Modern universities are discipline-based, with departments and programs hiding behind ivy-covered ramparts. The concept of a computer programmer and Web designer with a passion for creative writing isn't easy for the university model to embrace. You're supposed to have a narrow research specialty and a similar teaching interest. Few professors are fortunate enough to teach across the disciplines, even though many institutions market themselves as "integrated across the disciplines" and open to unusual mixes of talent.
In private industry (or within many non-profits), the more skills you have and can use, the more valuable you are. Certainly, some colleges and universities also value someone with an unusual combinations of skills, but the traditional academic model does not. More importantly, some colleagues don't accept the idea anyone is an expert in more than one field. If you spend 20 or 30 years studying one tiny slice of your greater discipline, you aren't going to consider a generalist to be that valuable or insightful.
Do I want to focus and conduct narrow research to earn tenure? Do I want to be a generalist and work within industry? Can you be a generalist and complete sufficient scholarship in today's world? I believe a generalist can be a scholar, finding unusual connections — but finding collaborators and publishing opportunities can be a challenge. Collaboration helps, too, because then you can have one "expert" to help navigate a specific discipline and its peer-review maze.
The research that would appeal to me might involve testing Web site designs for students with special needs. I might want to test adaptive technologies and language skills. Maybe there are some psychology/neurology questions involving the language of students with cognitive challenges.
I'm not interested in most literature and writing program research I've read. Much of the research is nothing more than a writing instructor crafting a defense for something he or she does in the classroom (or online). Yes, such articles might help other teachers and offer new ideas, but it doesn't seem like "research" to me. I read a lot of material on my way through a doctoral program, and the research on language education was "scholarship" but not what I'd call "research" in the way I envision research.
How do iPads or eye-trackers enable written communication? What are the unusual markers, if any, in writing composed with adaptive technology? Do students using technology produce writing that is identifiable? If so, in what ways is the writing demarcated? Those are some interesting questions.
Over the next nine months or so, I'll be in the position of many entry-level academics. During your first few years at many institutions, contracts are renewed year to year, until tenure or "non-probationary" status is earned. Not only does the university evaluate the professor, but it is an opportunity for the professor to decide if he or she "fits" within the institution and profession.
While I have made some basic decisions, larger questions remain.
Questions such as "If not here, where?" are complicated by the current economic environment; there aren't many "where" opportunities for professors. But, having a doctorate doesn't mean one has to be a full-time professor. Maybe there's a path that includes teaching as a part-time adjunct and working within industry. Maybe there are opportunities to be a consultant and freelancer, while also teaching from time-to-time.

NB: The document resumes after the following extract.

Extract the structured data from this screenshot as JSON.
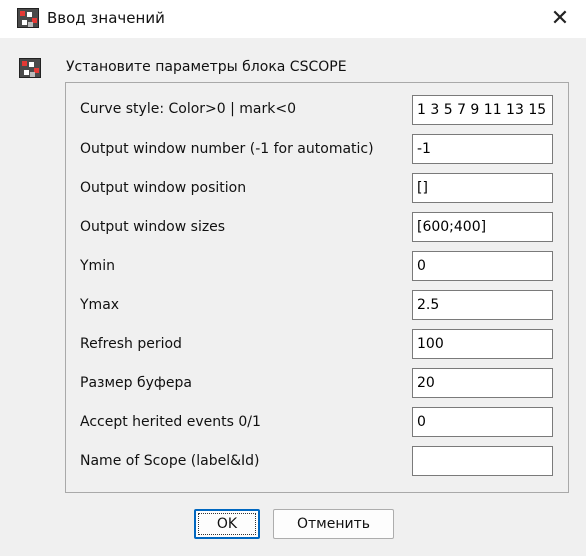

There are many questions I will need to answer in the months ahead. Some are easy to answer, while others will depend on external circumstances.
No matter what path is ahead of me, I'll be writing along the way!